J. Peccoud , J.C. Simon , H.J. McLaughlin & N.A. Moran (2009 b) Post-pleistocene radiation of the pea aphid complex revealed by rapidly evolving endosymbionts. Proceedings of the National Academy of Science of the United States of America 106, 1631516320.

J.C. Simon , S. Carre , M. Boutin , N. Prunier-Leterme , B. Sabater-Muñoz , A. Latorre & R. Bournoville (2003) Host-based divergence in populations of the pea aphid: insights from nuclear markers and the prevalence of facultative symbionts. Proceedings of the Royal Society of London, Series B Biology 270, 17031712.

W.E.Snyder & A.R.Ives (2003) Interactions between specialist and generalist natural enemies: parasitoids, predators, and pea aphid biocontrol. Ecology 84, 91107.

G.A.Sword , A.Joern , L.B.Senior (2005) Host plant-associated genetic differentiation in the snakeweed grasshopper, Hesperotettix viridis (Orthoptera: Acrididae). Molecular Ecology 14, 21972205.

F.J.van Veen , R.J.Morris & H.C.J.Godfray (2006) Apparent competition, quantitative food webs, and the structure of phytophagus insects communities. Annual Review of Entomology 51, 187208.

S.Via (1991) The genetic structure of host plant adaptation in a spatial patchwork: demographic variability among reciprocally transplanted pea aphid clones. Evolution 45, 827852.

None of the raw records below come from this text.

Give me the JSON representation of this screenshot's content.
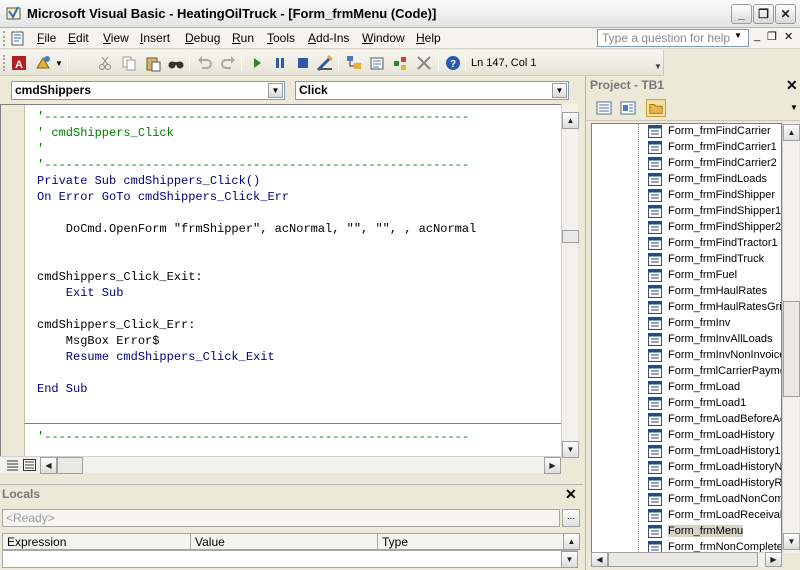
{
  "window": {
    "title": "Microsoft Visual Basic - HeatingOilTruck - [Form_frmMenu (Code)]",
    "minimize": "_",
    "restore": "❐",
    "close": "✕"
  },
  "menubar": {
    "items": [
      "File",
      "Edit",
      "View",
      "Insert",
      "Debug",
      "Run",
      "Tools",
      "Add-Ins",
      "Window",
      "Help"
    ],
    "help_placeholder": "Type a question for help",
    "mdi_min": "_",
    "mdi_restore": "❐",
    "mdi_close": "✕"
  },
  "toolbar": {
    "cursor_position": "Ln 147, Col 1"
  },
  "code_window": {
    "object_combo": "cmdShippers",
    "procedure_combo": "Click",
    "lines": [
      {
        "text": "'-----------------------------------------------------------",
        "kind": "comment"
      },
      {
        "text": "' cmdShippers_Click",
        "kind": "comment"
      },
      {
        "text": "'",
        "kind": "comment"
      },
      {
        "text": "'-----------------------------------------------------------",
        "kind": "comment"
      },
      {
        "text": "Private Sub cmdShippers_Click()",
        "kind": "normal"
      },
      {
        "text": "On Error GoTo cmdShippers_Click_Err",
        "kind": "normal"
      },
      {
        "text": "",
        "kind": "normal"
      },
      {
        "text": "    DoCmd.OpenForm \"frmShipper\", acNormal, \"\", \"\", , acNormal",
        "kind": "black"
      },
      {
        "text": "",
        "kind": "normal"
      },
      {
        "text": "",
        "kind": "normal"
      },
      {
        "text": "cmdShippers_Click_Exit:",
        "kind": "black"
      },
      {
        "text": "    Exit Sub",
        "kind": "normal"
      },
      {
        "text": "",
        "kind": "normal"
      },
      {
        "text": "cmdShippers_Click_Err:",
        "kind": "black"
      },
      {
        "text": "    MsgBox Error$",
        "kind": "black"
      },
      {
        "text": "    Resume cmdShippers_Click_Exit",
        "kind": "normal"
      },
      {
        "text": "",
        "kind": "normal"
      },
      {
        "text": "End Sub",
        "kind": "normal"
      },
      {
        "text": "",
        "kind": "normal"
      },
      {
        "text": "",
        "kind": "normal"
      },
      {
        "text": "'-----------------------------------------------------------",
        "kind": "comment"
      }
    ]
  },
  "locals": {
    "title": "Locals",
    "status": "<Ready>",
    "columns": [
      "Expression",
      "Value",
      "Type"
    ]
  },
  "project": {
    "title": "Project - TB1",
    "items": [
      "Form_frmFindCarrier",
      "Form_frmFindCarrier1",
      "Form_frmFindCarrier2",
      "Form_frmFindLoads",
      "Form_frmFindShipper",
      "Form_frmFindShipper1",
      "Form_frmFindShipper2",
      "Form_frmFindTractor1",
      "Form_frmFindTruck",
      "Form_frmFuel",
      "Form_frmHaulRates",
      "Form_frmHaulRatesGrid",
      "Form_frmInv",
      "Form_frmInvAllLoads",
      "Form_frmInvNonInvoice",
      "Form_frmlCarrierPayme",
      "Form_frmLoad",
      "Form_frmLoad1",
      "Form_frmLoadBeforeAd",
      "Form_frmLoadHistory",
      "Form_frmLoadHistory1",
      "Form_frmLoadHistoryNo",
      "Form_frmLoadHistoryRe",
      "Form_frmLoadNonComp",
      "Form_frmLoadReceivab",
      "Form_frmMenu",
      "Form_frmNonComplete"
    ],
    "selected": "Form_frmMenu"
  }
}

S.Via (1999) Reproductive isolation between sympatric races of pea aphids. I. Gene flow restriction and habitat choice. Evolution 53, 14461457.

S.Via (2001) Sympatric speciation in animals: the ugly duckling grows up. Trends in Ecology and Evolution 16, 381390.

S.A. Via , C. Bouck & S. Skillman (2000) Reproductive isolation between divergent races of pea aphids on two hosts. II. Selection against migrants and hybrids in the parental environments. Evolution 54, 16261637.

W.W. Weisser & C. Braendle (2001) Body colour and genetic variation in winged morph production in the pea aphid. Entomologia Experimentalis et Applicata 99, 217223.

Recommend this journal

Email your librarian or administrator to recommend adding this journal to your organisation's collection.

Bulletin of Entomological Research
  • ISSN: 0007-4853
  • EISSN: 1475-2670
  • URL: /core/journals/bulletin-of-entomological-research
Please enter your name
Please enter a valid email address
Who would you like to send this to? *